Myanmar's pro-democracy leader Aung San Suu Kyi said on Saturday she saw no reason for Western countries to lift sanctions against the military-dominated government, but the issue had to be discussed.
Myanmar, ruled by the military since a 1962 coup, held its first elections in two decades last year and authorities later released Suu Kyi from house arrest. But the military shows no sign of loosening its grip.
Suu Kyi's political party said on Tuesday it supported Western sanctions but wanted talks on whether to modify them, signalling a willingness to discuss a more flexible approach.
Suu Kyi, asked by Reuters at a party function on Saturday to elaborate, said sanctions had to be discussed.
"Whether or not to lift the sanctions is something to be decided after discussions," she said.
"At the present situation, I don't see any reason to lift the sanctions."
She did not elaborate on who should discuss the issue.
Suu Kyi's National League for Democracy (NLD), which won the previous election in 1990 but was never allowed to govern, was officially disbanded for refusing to take part in last November's polls.
The vote was, as expected, swept by the main pro-military party and the generals have given no indication they will really relinquish power to new civilian rulers.
Suu Kyi has been excluded from politics since 1989, when she was first detained, a year after the military crushed a student-led uprising. She has no stake in the new army-dominated system and authorities have ignored her calls for dialogue.
But Suu Kyi has significant influence over Western countries' policies towards Myanmar and sanctions are the only real bargaining chip she has with the generals -- assuming they want the restrictions lifted.

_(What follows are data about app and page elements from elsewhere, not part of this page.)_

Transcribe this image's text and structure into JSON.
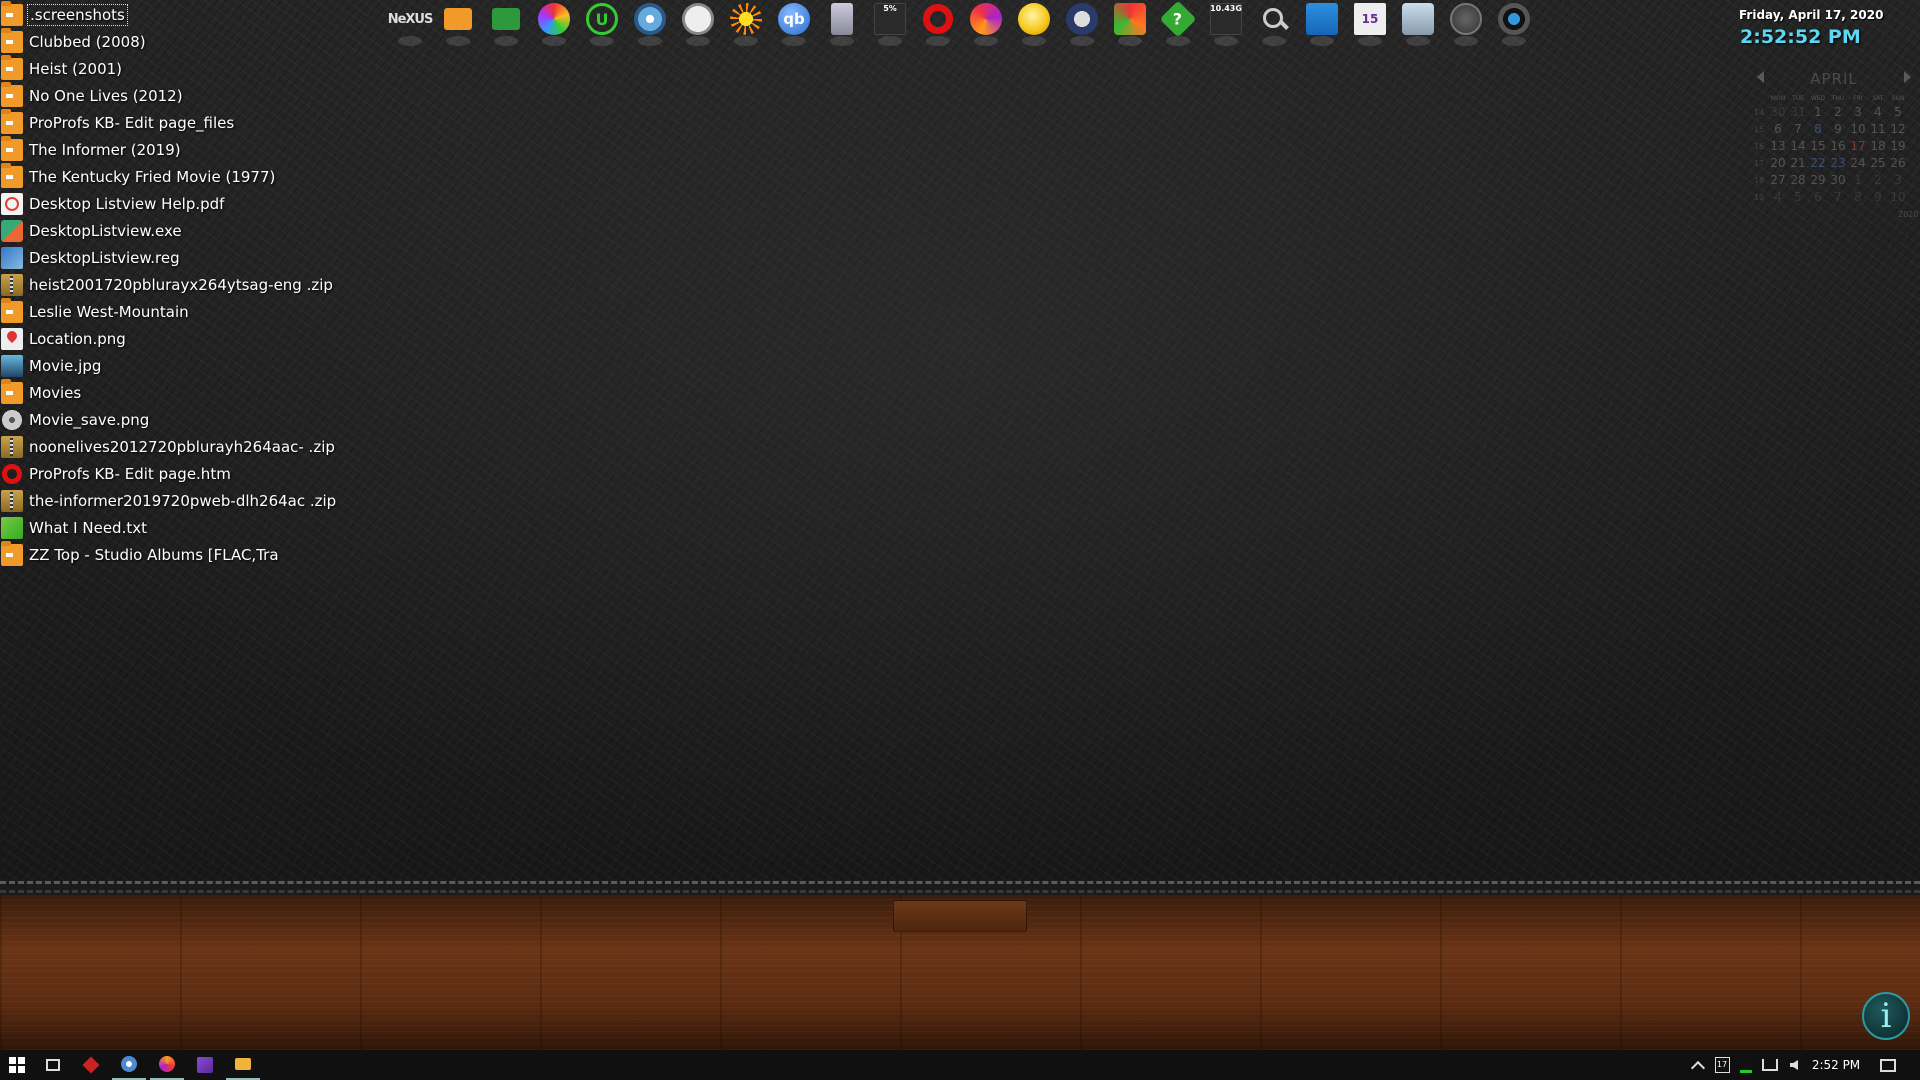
{
  "desktop": {
    "items": [
      {
        "label": ".screenshots",
        "icon": "folder-icon",
        "selected": true
      },
      {
        "label": "Clubbed (2008)",
        "icon": "folder-icon"
      },
      {
        "label": "Heist (2001)",
        "icon": "folder-icon"
      },
      {
        "label": "No One Lives (2012)",
        "icon": "folder-icon"
      },
      {
        "label": "ProProfs KB- Edit page_files",
        "icon": "folder-icon"
      },
      {
        "label": "The Informer (2019)",
        "icon": "folder-icon"
      },
      {
        "label": "The Kentucky Fried Movie (1977)",
        "icon": "folder-icon"
      },
      {
        "label": "Desktop Listview Help.pdf",
        "icon": "pdf-icon"
      },
      {
        "label": "DesktopListview.exe",
        "icon": "exe-icon"
      },
      {
        "label": "DesktopListview.reg",
        "icon": "registry-icon"
      },
      {
        "label": "heist2001720pblurayx264ytsag-eng .zip",
        "icon": "zip-icon"
      },
      {
        "label": "Leslie West-Mountain",
        "icon": "folder-icon"
      },
      {
        "label": "Location.png",
        "icon": "location-pin-icon"
      },
      {
        "label": "Movie.jpg",
        "icon": "image-icon"
      },
      {
        "label": "Movies",
        "icon": "folder-icon"
      },
      {
        "label": "Movie_save.png",
        "icon": "film-reel-icon"
      },
      {
        "label": "noonelives2012720pblurayh264aac- .zip",
        "icon": "zip-icon"
      },
      {
        "label": "ProProfs KB- Edit page.htm",
        "icon": "opera-icon"
      },
      {
        "label": "the-informer2019720pweb-dlh264ac .zip",
        "icon": "zip-icon"
      },
      {
        "label": "What I Need.txt",
        "icon": "text-file-icon"
      },
      {
        "label": "ZZ Top - Studio Albums [FLAC,Tra",
        "icon": "folder-icon"
      }
    ]
  },
  "dock": {
    "items": [
      {
        "name": "nexus-logo-icon",
        "glyph": "NeXUS"
      },
      {
        "name": "folder-icon",
        "glyph": ""
      },
      {
        "name": "green-folder-icon",
        "glyph": ""
      },
      {
        "name": "color-petals-icon",
        "glyph": ""
      },
      {
        "name": "u-letter-icon",
        "glyph": "U"
      },
      {
        "name": "disk-utility-icon",
        "glyph": ""
      },
      {
        "name": "clock-icon",
        "glyph": ""
      },
      {
        "name": "sun-eye-icon",
        "glyph": ""
      },
      {
        "name": "qbittorrent-icon",
        "glyph": "qb"
      },
      {
        "name": "recycle-bin-icon",
        "glyph": ""
      },
      {
        "name": "cpu-meter-icon",
        "glyph": "5%"
      },
      {
        "name": "opera-icon",
        "glyph": ""
      },
      {
        "name": "firefox-icon",
        "glyph": ""
      },
      {
        "name": "weather-bulb-icon",
        "glyph": ""
      },
      {
        "name": "lock-icon",
        "glyph": ""
      },
      {
        "name": "refresh-arrows-icon",
        "glyph": ""
      },
      {
        "name": "help-diamond-icon",
        "glyph": "?"
      },
      {
        "name": "disk-gauge-icon",
        "glyph": "10.43G"
      },
      {
        "name": "search-icon",
        "glyph": ""
      },
      {
        "name": "vscode-icon",
        "glyph": ""
      },
      {
        "name": "visual-studio-icon",
        "glyph": "15"
      },
      {
        "name": "network-icon",
        "glyph": ""
      },
      {
        "name": "power-icon",
        "glyph": ""
      },
      {
        "name": "camera-icon",
        "glyph": ""
      }
    ]
  },
  "clock": {
    "date": "Friday, April 17, 2020",
    "time": "2:52:52 PM"
  },
  "calendar": {
    "month": "APRIL",
    "year": "2020",
    "weekday_headers": [
      "MON",
      "TUE",
      "WED",
      "THU",
      "FRI",
      "SAT",
      "SUN"
    ],
    "weeks": [
      {
        "wk": "14",
        "days": [
          "30",
          "31",
          "1",
          "2",
          "3",
          "4",
          "5"
        ]
      },
      {
        "wk": "15",
        "days": [
          "6",
          "7",
          "8",
          "9",
          "10",
          "11",
          "12"
        ]
      },
      {
        "wk": "16",
        "days": [
          "13",
          "14",
          "15",
          "16",
          "17",
          "18",
          "19"
        ]
      },
      {
        "wk": "17",
        "days": [
          "20",
          "21",
          "22",
          "23",
          "24",
          "25",
          "26"
        ]
      },
      {
        "wk": "18",
        "days": [
          "27",
          "28",
          "29",
          "30",
          "1",
          "2",
          "3"
        ]
      },
      {
        "wk": "19",
        "days": [
          "4",
          "5",
          "6",
          "7",
          "8",
          "9",
          "10"
        ]
      }
    ],
    "today": "17"
  },
  "taskbar": {
    "items": [
      {
        "name": "start-button",
        "icon": "windows-logo-icon"
      },
      {
        "name": "task-view-button",
        "icon": "task-view-icon"
      },
      {
        "name": "taskbar-app-red",
        "icon": "red-diamond-icon"
      },
      {
        "name": "taskbar-app-disk",
        "icon": "disk-utility-icon",
        "active": true
      },
      {
        "name": "taskbar-app-firefox",
        "icon": "firefox-icon",
        "active": true
      },
      {
        "name": "taskbar-app-visual-studio",
        "icon": "visual-studio-icon"
      },
      {
        "name": "taskbar-app-file-explorer",
        "icon": "folder-icon",
        "active": true
      }
    ],
    "tray": {
      "calendar_day": "17",
      "time": "2:52 PM"
    }
  },
  "colors": {
    "clock_time": "#5cd8f4",
    "folder": "#f09a2a",
    "taskbar": "#101010"
  }
}
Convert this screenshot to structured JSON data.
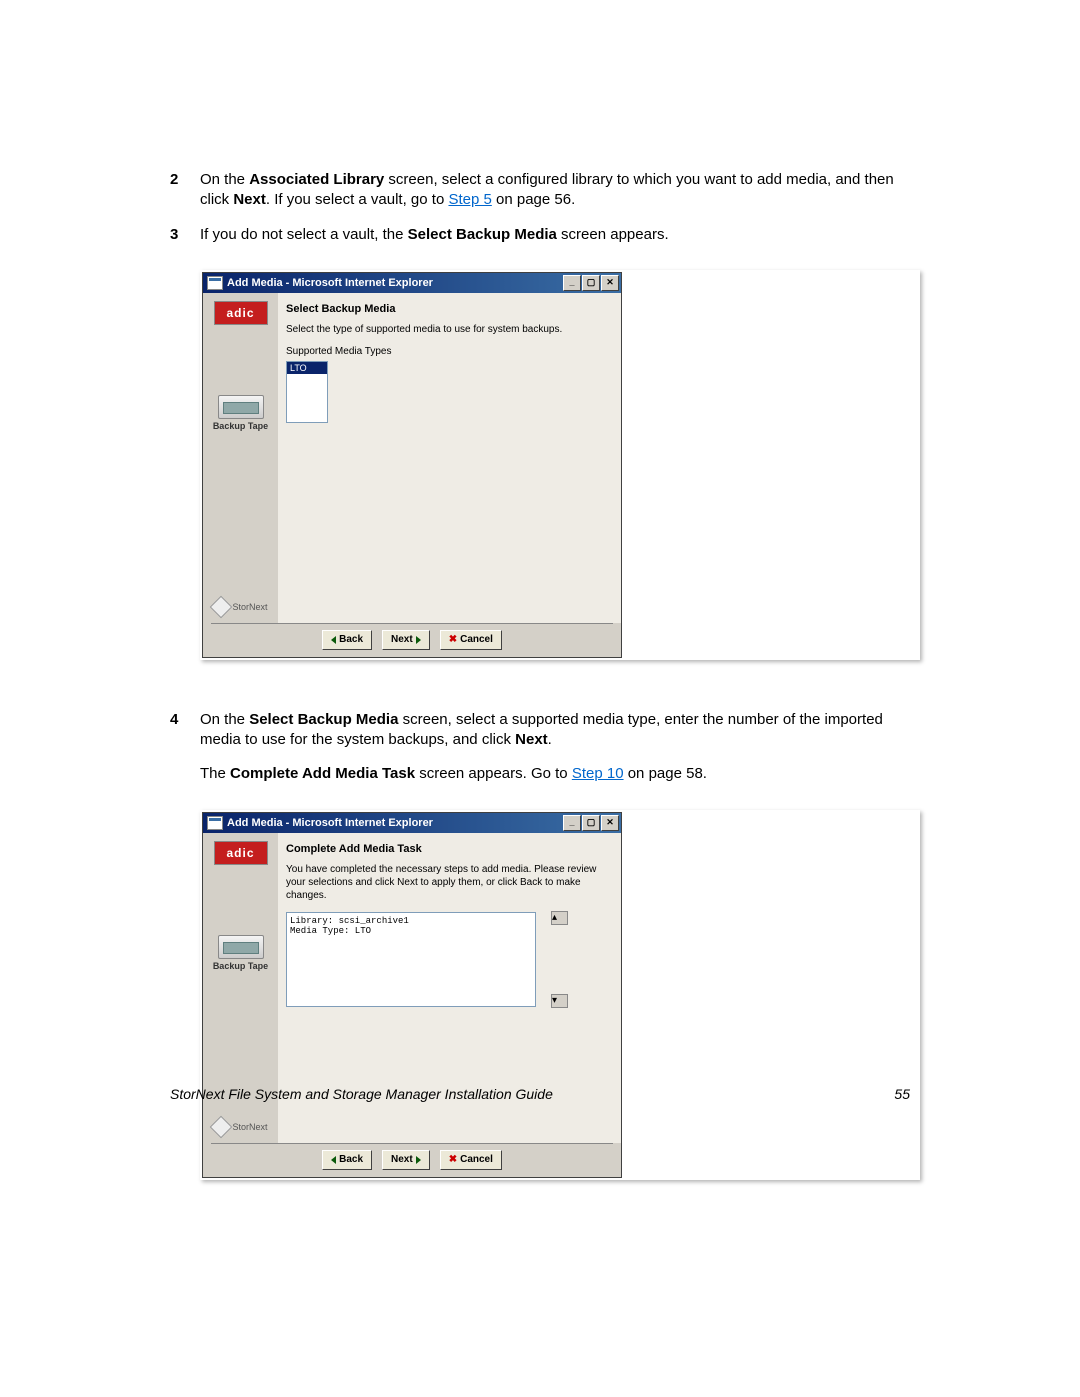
{
  "steps": {
    "s2": {
      "num": "2",
      "pre": "On the ",
      "bold1": "Associated Library",
      "mid1": " screen, select a configured library to which you want to add media, and then click ",
      "bold2": "Next",
      "mid2": ". If you select a vault, go to ",
      "link": "Step 5",
      "post": " on page 56."
    },
    "s3": {
      "num": "3",
      "pre": "If you do not select a vault, the ",
      "bold1": "Select Backup Media",
      "post": " screen appears."
    },
    "s4": {
      "num": "4",
      "pre": "On the ",
      "bold1": "Select Backup Media",
      "mid1": " screen, select a supported media type, enter the number of the imported media to use for the system backups, and click ",
      "bold2": "Next",
      "post": "."
    }
  },
  "para1": {
    "pre": "The ",
    "bold1": "Complete Add Media Task",
    "mid1": " screen appears. Go to ",
    "link": "Step 10",
    "post": " on page 58."
  },
  "dialog1": {
    "title": "Add Media - Microsoft Internet Explorer",
    "logo": "adic",
    "sidebar_label": "Backup Tape",
    "stornext": "StorNext",
    "heading": "Select Backup Media",
    "instruction": "Select the type of supported media to use for system backups.",
    "list_label": "Supported Media Types",
    "list_item": "LTO",
    "back": "Back",
    "next": "Next",
    "cancel": "Cancel"
  },
  "dialog2": {
    "title": "Add Media - Microsoft Internet Explorer",
    "logo": "adic",
    "sidebar_label": "Backup Tape",
    "stornext": "StorNext",
    "heading": "Complete Add Media Task",
    "instruction": "You have completed the necessary steps to add media. Please review your selections and click Next to apply them, or click Back to make changes.",
    "summary_l1": "Library: scsi_archive1",
    "summary_l2": "Media Type: LTO",
    "back": "Back",
    "next": "Next",
    "cancel": "Cancel"
  },
  "footer": {
    "title": "StorNext File System and Storage Manager Installation Guide",
    "page": "55"
  }
}
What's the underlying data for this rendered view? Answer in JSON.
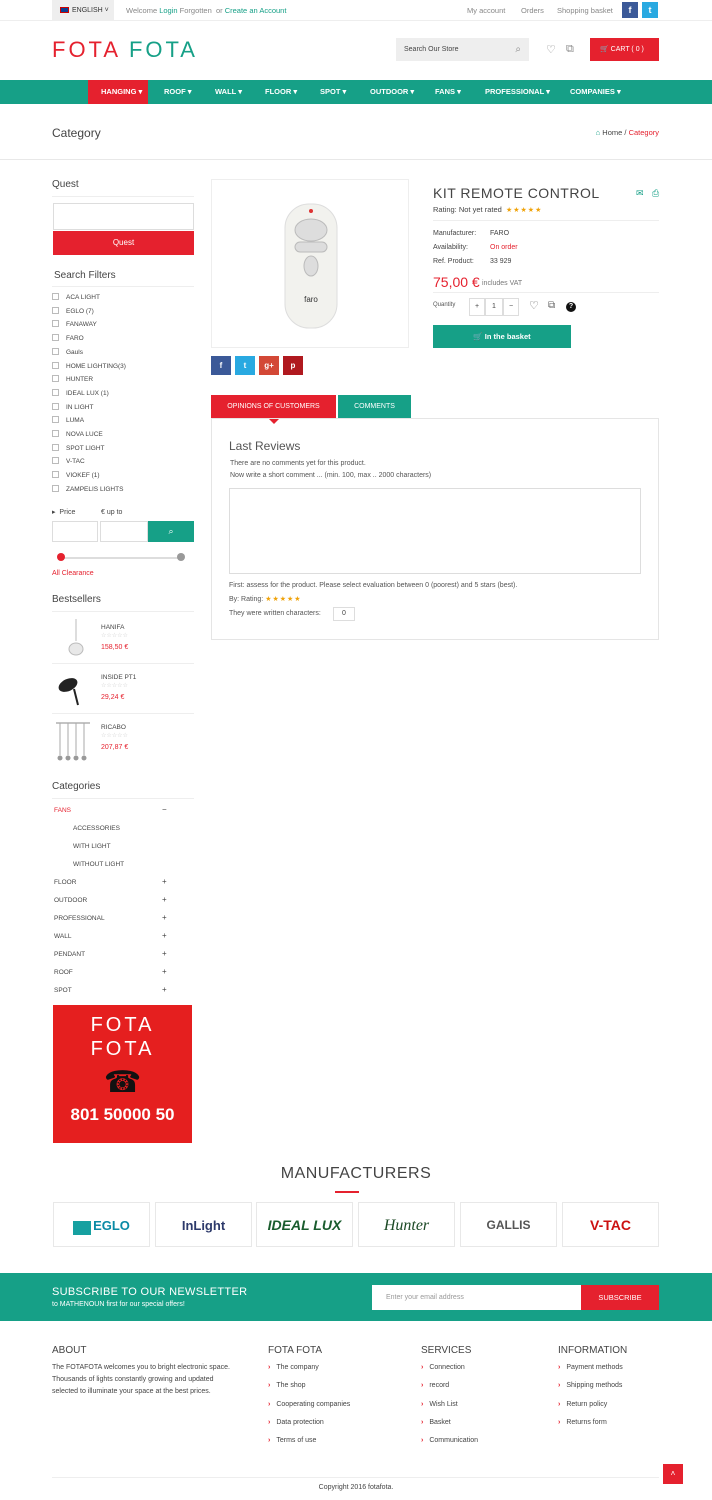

China, Thailand, India and Singapore are already big investors in Myanmar, also known as Burma. Chinese companies poured in more than $8 billion last year, mostly in energy-related projects, according to official Myanmar data.
ReutersLast Mod: 12 Şubat 2011, 16:23